## What you are asked to do
Report each line of the entries below that includes "Шаблон".

☆ ☆ ☆ ☆

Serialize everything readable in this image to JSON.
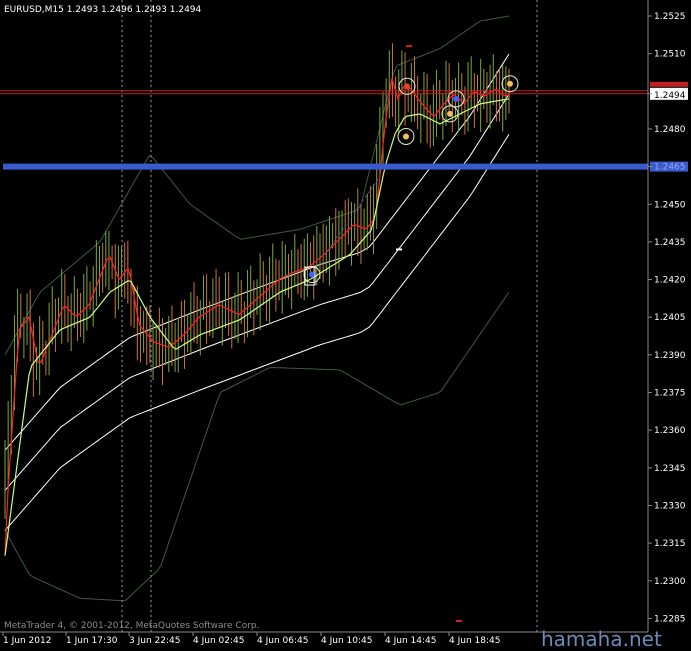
{
  "chart_data": {
    "type": "candlestick",
    "title": "EURUSD,M15  1.2493 1.2496 1.2493 1.2494",
    "symbol": "EURUSD",
    "timeframe": "M15",
    "ohlc_readout": [
      1.2493,
      1.2496,
      1.2493,
      1.2494
    ],
    "current_price_label": "1.2494",
    "current_price": 1.2494,
    "support_level_label": "1.2465",
    "support_level": 1.2465,
    "ylim": [
      1.2279,
      1.253
    ],
    "y_ticks": [
      "1.2525",
      "1.2510",
      "1.2494",
      "1.2480",
      "1.2465",
      "1.2450",
      "1.2435",
      "1.2420",
      "1.2405",
      "1.2390",
      "1.2375",
      "1.2360",
      "1.2345",
      "1.2330",
      "1.2315",
      "1.2300",
      "1.2285"
    ],
    "x_ticks": [
      "1 Jun 2012",
      "1 Jun 17:30",
      "3 Jun 22:45",
      "4 Jun 02:45",
      "4 Jun 06:45",
      "4 Jun 10:45",
      "4 Jun 14:45",
      "4 Jun 18:45"
    ],
    "session_separators": [
      "1 Jun 17:30",
      "3 Jun 22:45",
      "4 Jun 22:45"
    ],
    "grid": false,
    "footer_text": "MetaTrader 4, © 2001-2012, MetaQuotes Software Corp.",
    "watermark": "hamaha.net",
    "colors": {
      "background": "#000000",
      "bull": "#7ea83a",
      "bear": "#c8783e",
      "fast_ma": "#ff2020",
      "slow_ma": "#c8ff80",
      "channel": "#ffffff",
      "outer_band": "#3c5c3c",
      "support_line": "#3a5ad0",
      "current_line": "#c02020"
    }
  }
}
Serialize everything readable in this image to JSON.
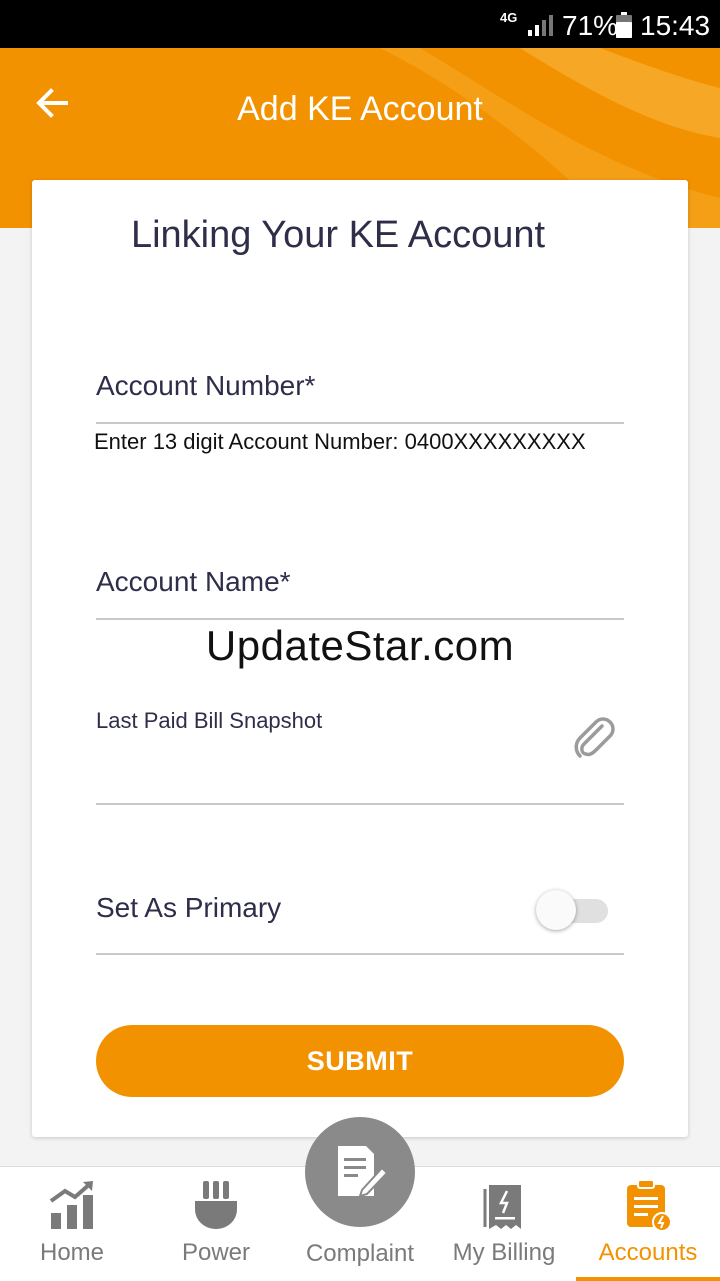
{
  "status_bar": {
    "network": "4G",
    "battery_percent": "71%",
    "time": "15:43"
  },
  "header": {
    "title": "Add KE Account"
  },
  "form": {
    "heading": "Linking Your KE Account",
    "account_number": {
      "label": "Account Number*",
      "value": "",
      "hint": "Enter 13 digit Account Number: 0400XXXXXXXXX"
    },
    "account_name": {
      "label": "Account Name*",
      "value": ""
    },
    "watermark": "UpdateStar.com",
    "bill_snapshot": {
      "label": "Last Paid Bill Snapshot"
    },
    "set_primary": {
      "label": "Set As Primary",
      "on": false
    },
    "submit_label": "SUBMIT"
  },
  "bottom_nav": {
    "items": [
      {
        "label": "Home",
        "icon": "bar-chart-icon"
      },
      {
        "label": "Power",
        "icon": "plug-icon"
      },
      {
        "label": "Complaint",
        "icon": "edit-document-icon"
      },
      {
        "label": "My Billing",
        "icon": "receipt-icon"
      },
      {
        "label": "Accounts",
        "icon": "clipboard-icon",
        "active": true
      }
    ]
  },
  "colors": {
    "accent": "#f39200",
    "inactive_nav": "#7a7a7a",
    "text": "#2e2e4a"
  }
}
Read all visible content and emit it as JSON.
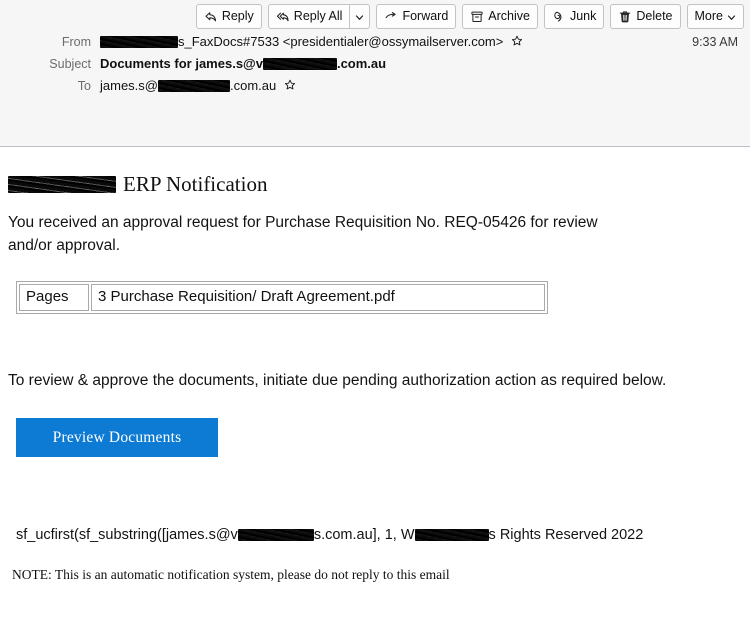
{
  "toolbar": {
    "buttons": [
      {
        "label": "Reply",
        "icon": "reply-arrow-icon",
        "has_caret": false
      },
      {
        "label": "Reply All",
        "icon": "reply-all-arrow-icon",
        "has_caret": true
      },
      {
        "label": "Forward",
        "icon": "forward-arrow-icon",
        "has_caret": false
      },
      {
        "label": "Archive",
        "icon": "archive-box-icon",
        "has_caret": false
      },
      {
        "label": "Junk",
        "icon": "junk-thumbs-down-icon",
        "has_caret": false
      },
      {
        "label": "Delete",
        "icon": "trash-can-icon",
        "has_caret": false
      },
      {
        "label": "More",
        "icon": "",
        "has_caret": true
      }
    ]
  },
  "headers": {
    "from_label": "From",
    "from_redacted": "redacted-company-name",
    "from_value": "s_FaxDocs#7533 <presidentialer@ossymailserver.com>",
    "subject_label": "Subject",
    "subject_prefix": "Documents for james.s@v",
    "subject_redacted": "redacted-company-name",
    "subject_suffix": ".com.au",
    "to_label": "To",
    "to_prefix": "james.s@",
    "to_redacted": "redacted-company-name",
    "to_suffix": ".com.au",
    "time": "9:33 AM",
    "star_icon": "star-outline-icon"
  },
  "message": {
    "title_redacted": "redacted-company-name",
    "title": "ERP Notification",
    "intro": "You received an approval request for Purchase Requisition No. REQ-05426 for review and/or approval.",
    "table": {
      "label_cell": "Pages",
      "file_cell": "3 Purchase  Requisition/ Draft  Agreement.pdf"
    },
    "action_text": "To review & approve the documents, initiate due pending authorization action as required below.",
    "button_label": "Preview  Documents",
    "footer_code_prefix": "sf_ucfirst(sf_substring([james.s@v",
    "footer_code_redacted_1": "redacted-company-name",
    "footer_code_middle": "s.com.au], 1, W",
    "footer_code_redacted_2": "redacted-company-name",
    "footer_code_suffix": "s Rights Reserved 2022",
    "footer_note": "NOTE: This is an automatic notification system, please do not reply to this email"
  },
  "colors": {
    "button_blue": "#0d7ad3",
    "header_background": "#f6f6f7",
    "divider": "#bcbfc7"
  }
}
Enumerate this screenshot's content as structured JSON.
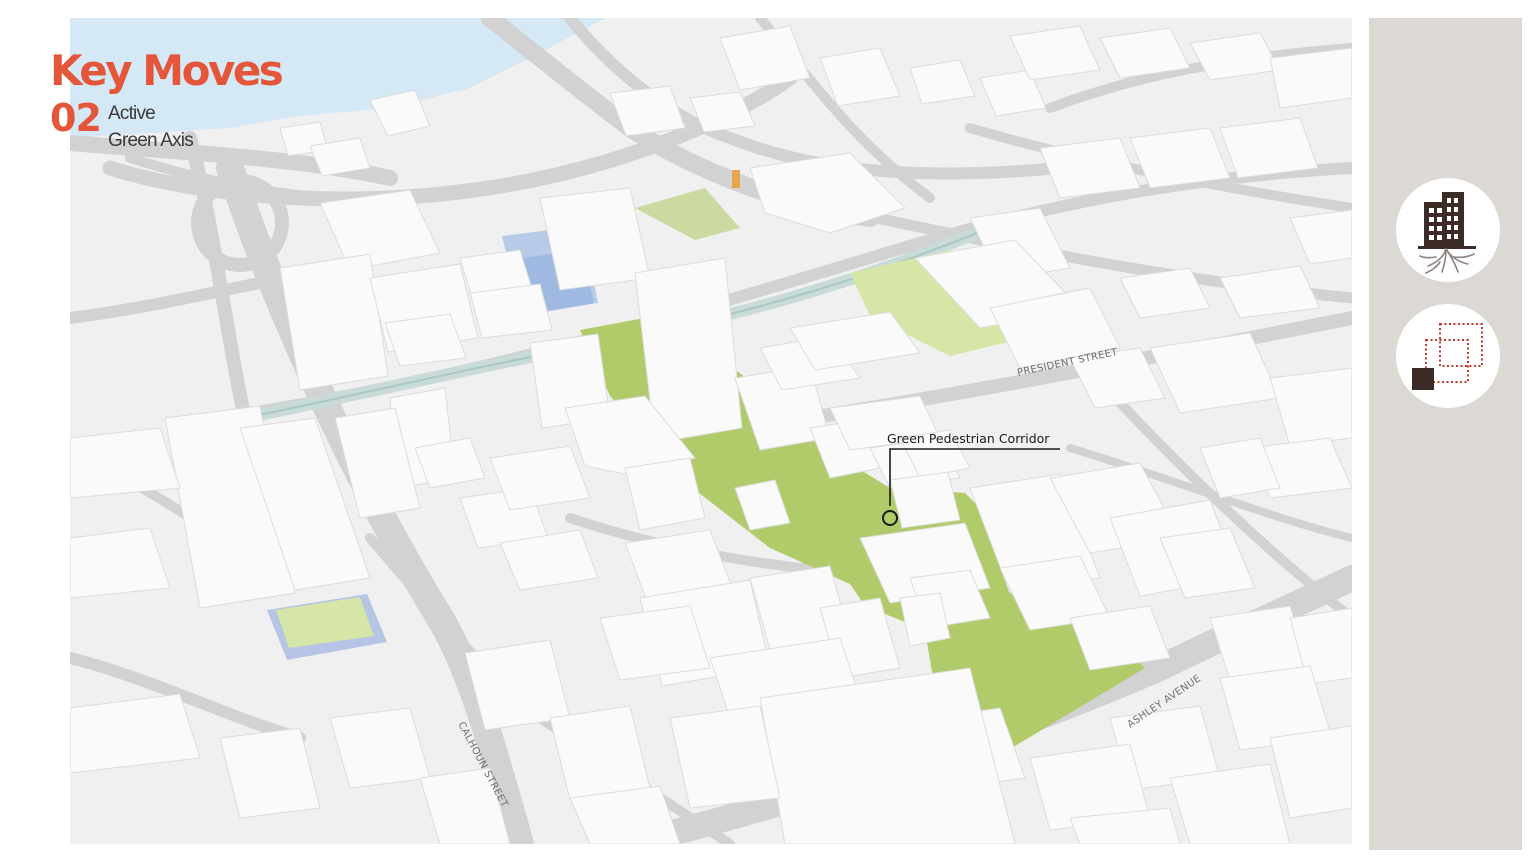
{
  "page": {
    "title": "Key Moves",
    "move_number": "02",
    "move_label_line1": "Active",
    "move_label_line2": "Green Axis"
  },
  "map": {
    "callout": "Green Pedestrian Corridor",
    "streets": {
      "president": "PRESIDENT STREET",
      "ashley": "ASHLEY AVENUE",
      "calhoun": "CALHOUN STREET"
    }
  },
  "side_panel": {
    "icons": [
      "building-roots-icon",
      "overlapping-squares-icon"
    ]
  },
  "colors": {
    "accent": "#e4563a",
    "corridor_green": "#b2cb6a",
    "side_panel": "#dcd9d5",
    "water": "#d5e8f5",
    "road": "#d2d2d2",
    "building": "#fafafa",
    "dark_square": "#3b2a26",
    "dotted_red": "#c0392b"
  }
}
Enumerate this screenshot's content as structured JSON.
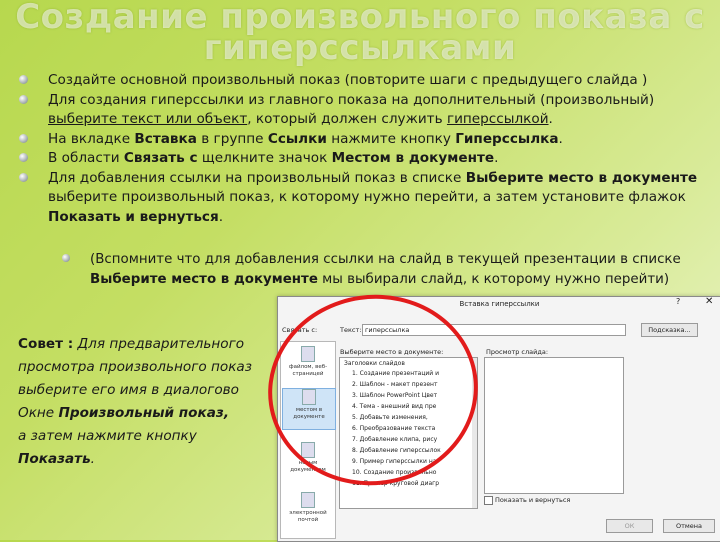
{
  "slide": {
    "title_line1": "Создание произвольного показа с",
    "title_line2": "гиперссылками"
  },
  "bullets": {
    "b1": "Создайте основной произвольный показ (повторите шаги с  предыдущего слайда )",
    "b2_a": "Для создания гиперссылки из главного показа на дополнительный (произвольный)",
    "b2_b": "выберите текст или объект",
    "b2_c": ", который должен служить ",
    "b2_d": "гиперссылкой",
    "b2_e": ".",
    "b3_a": "На вкладке ",
    "b3_b": "Вставка",
    "b3_c": " в группе ",
    "b3_d": "Ссылки",
    "b3_e": " нажмите кнопку ",
    "b3_f": "Гиперссылка",
    "b3_g": ".",
    "b4_a": "В области ",
    "b4_b": "Связать с",
    "b4_c": " щелкните значок ",
    "b4_d": "Местом в документе",
    "b4_e": ".",
    "b5_a": "Для добавления ссылки на произвольный показ в списке ",
    "b5_b": "Выберите место в документе",
    "b5_c": " выберите произвольный показ, к которому нужно перейти, а затем установите флажок ",
    "b5_d": "Показать и вернуться",
    "b5_e": ".",
    "sub_a": "(Вспомните что для добавления ссылки на слайд в текущей презентации в списке ",
    "sub_b": "Выберите место в документе",
    "sub_c": "  мы выбирали слайд, к которому нужно перейти)"
  },
  "tip": {
    "label": "Совет :",
    "l1": " Для предварительного",
    "l2": "просмотра произвольного показ",
    "l3": "выберите его имя в диалогово",
    "l4a": "Окне ",
    "l4b": "Произвольный показ,",
    "l5": " а затем нажмите кнопку",
    "l6a": " Показать",
    "l6b": "."
  },
  "dialog": {
    "title": "Вставка гиперссылки",
    "help": "?",
    "close": "✕",
    "link_to_label": "Связать с:",
    "text_label": "Текст:",
    "text_value": "гиперссылка",
    "hint_button": "Подсказка...",
    "place_label": "Выберите место в документе:",
    "preview_label": "Просмотр слайда:",
    "panel_items": [
      "файлом, веб-страницей",
      "местом в документе",
      "новым документом",
      "электронной почтой"
    ],
    "tree_root": "Заголовки слайдов",
    "tree_items": [
      "1. Создание презентаций и",
      "2. Шаблон - макет презент",
      "3. Шаблон PowerPoint Цвет",
      "4. Тема - внешний вид пре",
      "5. Добавьте изменения,",
      "6. Преобразование текста",
      "7. Добавление клипа, рису",
      "8. Добавление гиперссылок",
      "9. Пример гиперссылки на",
      "10. Создание произвольно",
      "11. Пример круговой диагр"
    ],
    "show_return_label": "Показать и вернуться",
    "ok_button": "ОК",
    "cancel_button": "Отмена"
  }
}
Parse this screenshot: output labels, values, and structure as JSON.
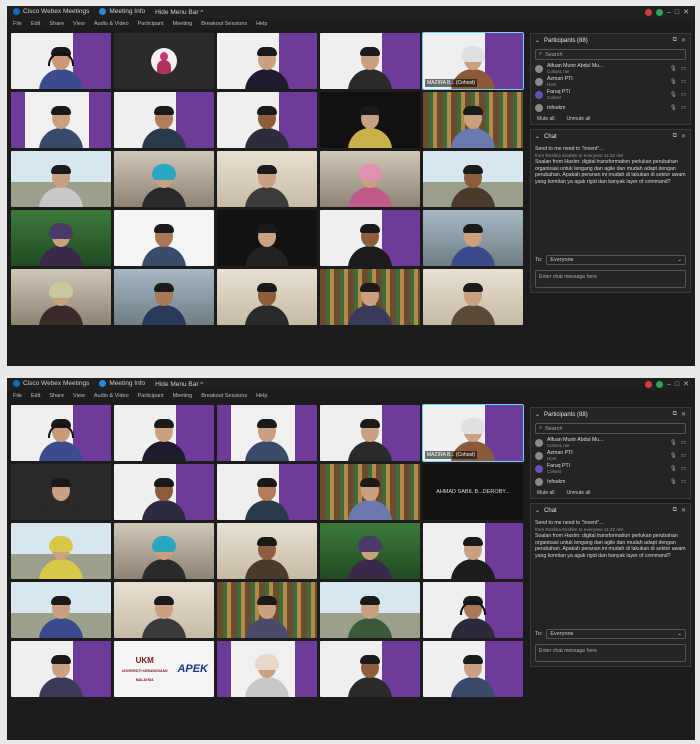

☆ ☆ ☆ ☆

## Finished exercise
      "2. Шаблон - макет презент",
      "3. Шаблон PowerPoint Цвет",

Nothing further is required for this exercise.